• **Exercise goal**
Which of the lines below hold "JSON"? Please return each one.

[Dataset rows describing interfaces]
++++

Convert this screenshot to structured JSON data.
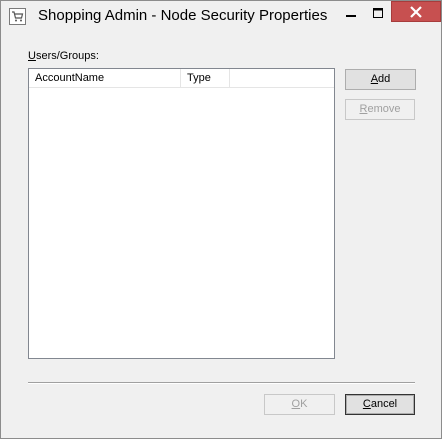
{
  "window": {
    "title": "Shopping Admin - Node Security Properties",
    "icon": "shopping-cart-icon",
    "caption_buttons": [
      "minimize-icon",
      "maximize-icon",
      "close-icon"
    ],
    "colors": {
      "close_button": "#c75050",
      "window_bg": "#f0f0f0"
    }
  },
  "users": {
    "label_accel": "U",
    "label_rest": "sers/Groups:",
    "columns": [
      "AccountName",
      "Type"
    ],
    "rows": []
  },
  "buttons": {
    "add": {
      "accel": "A",
      "rest": "dd",
      "enabled": true
    },
    "remove": {
      "accel": "R",
      "rest": "emove",
      "enabled": false
    },
    "ok": {
      "accel": "O",
      "rest": "K",
      "enabled": false
    },
    "cancel": {
      "accel": "C",
      "rest": "ancel",
      "enabled": true
    }
  }
}
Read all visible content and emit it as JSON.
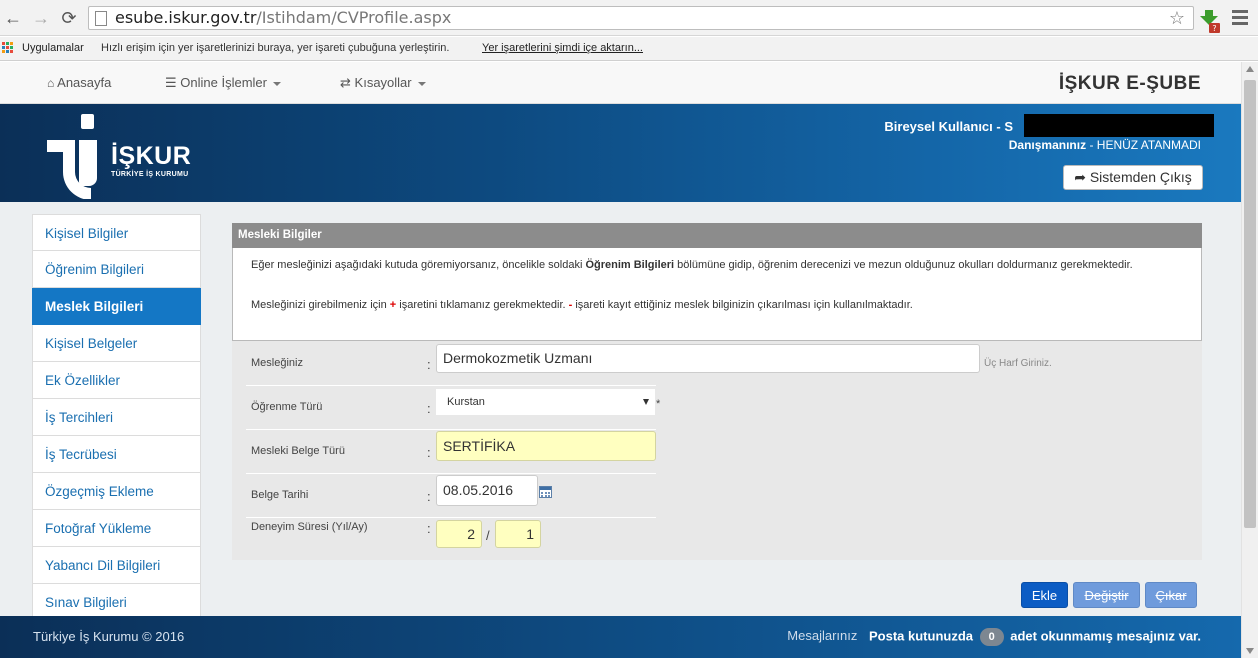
{
  "browser": {
    "url_host": "esube.iskur.gov.tr",
    "url_path": "/Istihdam/CVProfile.aspx",
    "bookmarks": {
      "apps_label": "Uygulamalar",
      "hint": "Hızlı erişim için yer işaretlerinizi buraya, yer işareti çubuğuna yerleştirin.",
      "import_link": "Yer işaretlerini şimdi içe aktarın..."
    }
  },
  "site_nav": {
    "home": "Anasayfa",
    "online": "Online İşlemler",
    "shortcuts": "Kısayollar",
    "brand": "İŞKUR E-ŞUBE"
  },
  "header": {
    "logo_text": "İŞKUR",
    "logo_sub": "TÜRKİYE İŞ KURUMU",
    "user_label": "Bireysel Kullanıcı - S",
    "advisor_label": "Danışmanınız",
    "advisor_value": " - HENÜZ ATANMADI",
    "logout": "Sistemden Çıkış"
  },
  "sidebar": {
    "items": [
      {
        "label": "Kişisel Bilgiler",
        "active": false
      },
      {
        "label": "Öğrenim Bilgileri",
        "active": false
      },
      {
        "label": "Meslek Bilgileri",
        "active": true
      },
      {
        "label": "Kişisel Belgeler",
        "active": false
      },
      {
        "label": "Ek Özellikler",
        "active": false
      },
      {
        "label": "İş Tercihleri",
        "active": false
      },
      {
        "label": "İş Tecrübesi",
        "active": false
      },
      {
        "label": "Özgeçmiş Ekleme",
        "active": false
      },
      {
        "label": "Fotoğraf Yükleme",
        "active": false
      },
      {
        "label": "Yabancı Dil Bilgileri",
        "active": false
      },
      {
        "label": "Sınav Bilgileri",
        "active": false
      }
    ]
  },
  "panel": {
    "title": "Mesleki Bilgiler",
    "info_line1_a": "Eğer mesleğinizi aşağıdaki kutuda göremiyorsanız, öncelikle soldaki ",
    "info_line1_b": "Öğrenim Bilgileri",
    "info_line1_c": " bölümüne gidip, öğrenim derecenizi ve mezun olduğunuz okulları doldurmanız gerekmektedir.",
    "info_line2_a": "Mesleğinizi girebilmeniz için ",
    "info_plus": "+",
    "info_line2_b": " işaretini tıklamanız gerekmektedir. ",
    "info_minus": "-",
    "info_line2_c": " işareti kayıt ettiğiniz meslek bilginizin çıkarılması için kullanılmaktadır."
  },
  "form": {
    "colon": ":",
    "occupation": {
      "label": "Mesleğiniz",
      "value": "Dermokozmetik Uzmanı",
      "hint": "Üç Harf Giriniz."
    },
    "learning_type": {
      "label": "Öğrenme Türü",
      "value": "Kurstan",
      "required": "*"
    },
    "certificate_type": {
      "label": "Mesleki Belge Türü",
      "value": "SERTİFİKA"
    },
    "certificate_date": {
      "label": "Belge Tarihi",
      "value": "08.05.2016"
    },
    "experience": {
      "label": "Deneyim Süresi (Yıl/Ay)",
      "years": "2",
      "separator": "/",
      "months": "1"
    }
  },
  "buttons": {
    "add": "Ekle",
    "change": "Değiştir",
    "remove": "Çıkar"
  },
  "footer": {
    "copyright": "Türkiye İş Kurumu © 2016",
    "messages_label": "Mesajlarınız",
    "inbox_prefix": "Posta kutunuzda",
    "unread_count": "0",
    "inbox_suffix": "adet okunmamış mesajınız var."
  },
  "colors": {
    "active_sidebar": "#1477c5",
    "add_button": "#0b5cc4",
    "disabled_button": "#6f9bdc",
    "highlight_field": "#ffffc0",
    "header_gradient_start": "#0b2f57",
    "header_gradient_end": "#1a79bf"
  }
}
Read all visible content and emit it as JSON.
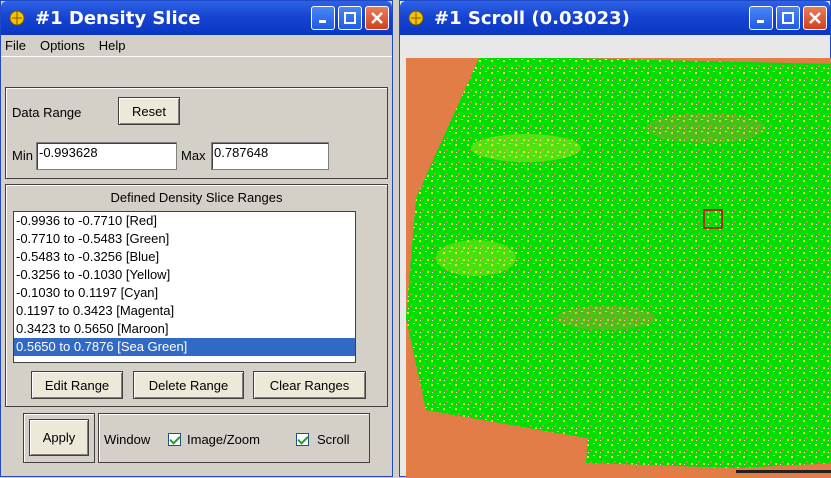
{
  "density_window": {
    "title": "#1 Density Slice",
    "menu": [
      "File",
      "Options",
      "Help"
    ],
    "data_range": {
      "label": "Data Range",
      "reset_label": "Reset",
      "min_label": "Min",
      "min_value": "-0.993628",
      "max_label": "Max",
      "max_value": "0.787648"
    },
    "ranges": {
      "heading": "Defined Density Slice Ranges",
      "items": [
        "-0.9936 to -0.7710 [Red]",
        "-0.7710 to -0.5483 [Green]",
        "-0.5483 to -0.3256 [Blue]",
        "-0.3256 to -0.1030 [Yellow]",
        "-0.1030 to 0.1197 [Cyan]",
        "0.1197 to 0.3423 [Magenta]",
        "0.3423 to 0.5650 [Maroon]",
        "0.5650 to 0.7876 [Sea Green]"
      ],
      "selected_index": 7,
      "edit_label": "Edit Range",
      "delete_label": "Delete Range",
      "clear_label": "Clear Ranges"
    },
    "apply_label": "Apply",
    "window_label": "Window",
    "image_zoom_label": "Image/Zoom",
    "image_zoom_checked": true,
    "scroll_label": "Scroll",
    "scroll_checked": true
  },
  "scroll_window": {
    "title": "#1 Scroll (0.03023)",
    "background_color": "#e27d48",
    "image_colors": [
      "#00e000",
      "#e8e82a",
      "#e27d48"
    ]
  }
}
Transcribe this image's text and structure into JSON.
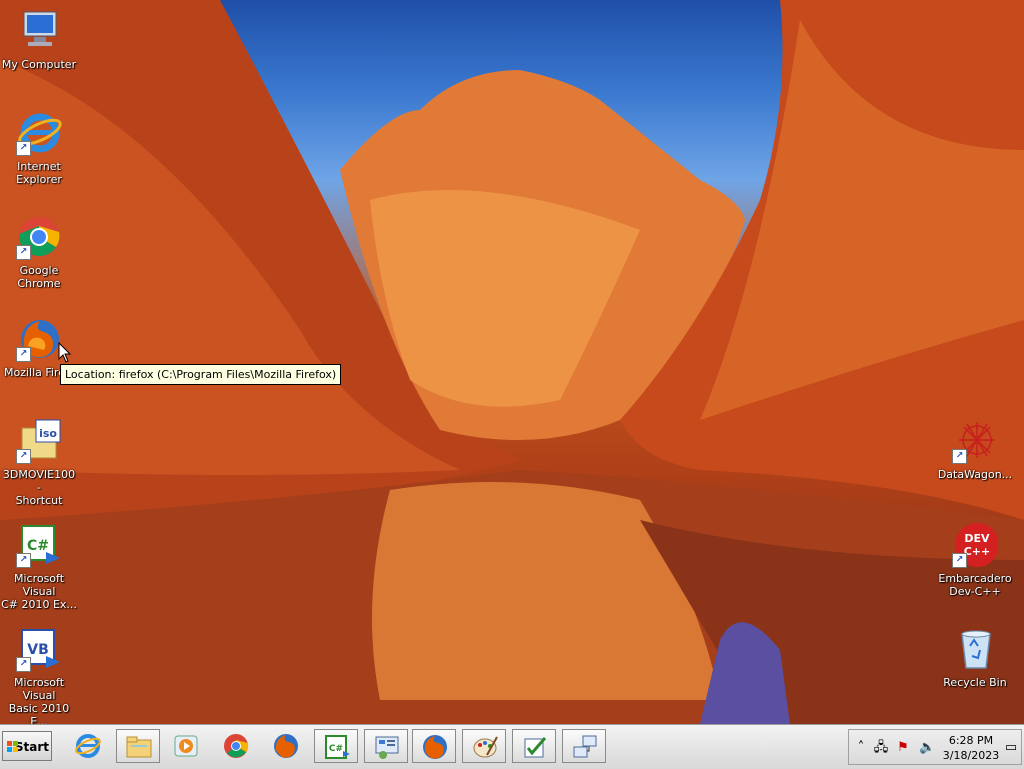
{
  "desktop_icons": [
    {
      "name": "icon-my-computer",
      "label": "My Computer",
      "icon": "computer-icon"
    },
    {
      "name": "icon-internet-explorer",
      "label": "Internet Explorer",
      "icon": "internet-explorer-icon"
    },
    {
      "name": "icon-google-chrome",
      "label": "Google Chrome",
      "icon": "chrome-icon"
    },
    {
      "name": "icon-mozilla-firefox",
      "label": "Mozilla Firefox",
      "icon": "firefox-icon"
    },
    {
      "name": "icon-3dmovie100",
      "label": "3DMOVIE100 - Shortcut",
      "icon": "iso-file-icon"
    },
    {
      "name": "icon-visual-csharp",
      "label": "Microsoft Visual C# 2010 Ex...",
      "icon": "visual-csharp-icon"
    },
    {
      "name": "icon-visual-basic",
      "label": "Microsoft Visual Basic 2010 E...",
      "icon": "visual-basic-icon"
    },
    {
      "name": "icon-datawagon",
      "label": "DataWagon...",
      "icon": "datawagon-icon"
    },
    {
      "name": "icon-devcpp",
      "label": "Embarcadero Dev-C++",
      "icon": "devcpp-icon"
    },
    {
      "name": "icon-recycle-bin",
      "label": "Recycle Bin",
      "icon": "recycle-bin-icon"
    }
  ],
  "visible_labels": {
    "my_computer": "My Computer",
    "internet_explorer": "Internet\nExplorer",
    "google_chrome": "Google Chrome",
    "mozilla_firefox": "Mozilla Firef",
    "movie": "3DMOVIE100 -\nShortcut",
    "csharp": "Microsoft Visual\nC# 2010 Ex...",
    "vbasic": "Microsoft Visual\nBasic 2010 E...",
    "datawagon": "DataWagon...",
    "devcpp": "Embarcadero\nDev-C++",
    "recycle_bin": "Recycle Bin"
  },
  "icon_glyphs": {
    "iso": "iso",
    "csharp": "C#",
    "vb": "VB",
    "dev": "DEV",
    "devpp": "C++"
  },
  "tooltip": "Location: firefox (C:\\Program Files\\Mozilla Firefox)",
  "taskbar": {
    "start_label": "Start",
    "buttons": [
      {
        "name": "taskbar-internet-explorer",
        "icon": "internet-explorer-icon"
      },
      {
        "name": "taskbar-windows-explorer",
        "icon": "folder-icon"
      },
      {
        "name": "taskbar-media-player",
        "icon": "media-player-icon"
      },
      {
        "name": "taskbar-chrome",
        "icon": "chrome-icon"
      },
      {
        "name": "taskbar-firefox",
        "icon": "firefox-icon"
      },
      {
        "name": "taskbar-visual-csharp",
        "icon": "visual-csharp-icon"
      },
      {
        "name": "taskbar-control-panel",
        "icon": "control-panel-icon"
      },
      {
        "name": "taskbar-firefox-window",
        "icon": "firefox-icon"
      },
      {
        "name": "taskbar-paint",
        "icon": "paint-icon"
      },
      {
        "name": "taskbar-task-app",
        "icon": "checklist-icon"
      },
      {
        "name": "taskbar-network-app",
        "icon": "network-icon"
      }
    ],
    "tray": {
      "time": "6:28 PM",
      "date": "3/18/2023",
      "icons": [
        "show-hidden-icons-icon",
        "network-tray-icon",
        "action-center-icon",
        "volume-icon",
        "show-desktop-icon"
      ]
    }
  },
  "colors": {
    "tooltip_bg": "#ffffe1",
    "taskbar_bg": "#dcdcdc"
  }
}
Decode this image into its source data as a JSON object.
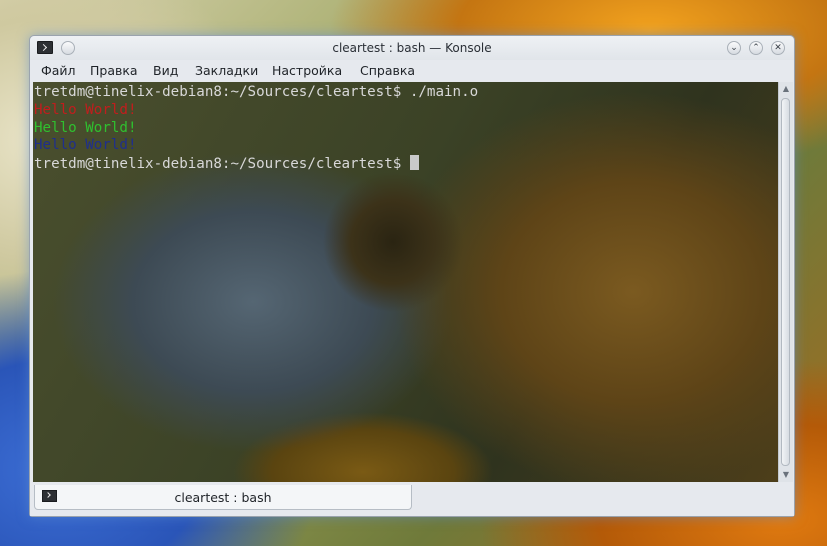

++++

• **Solved problem**
Convert this screenshot to structured JSON data.
Read all visible content and emit it as JSON.
Read all visible content and emit it as JSON.
Transcribe this image's text and structure into JSON.
Decode this image into its source data as a JSON object.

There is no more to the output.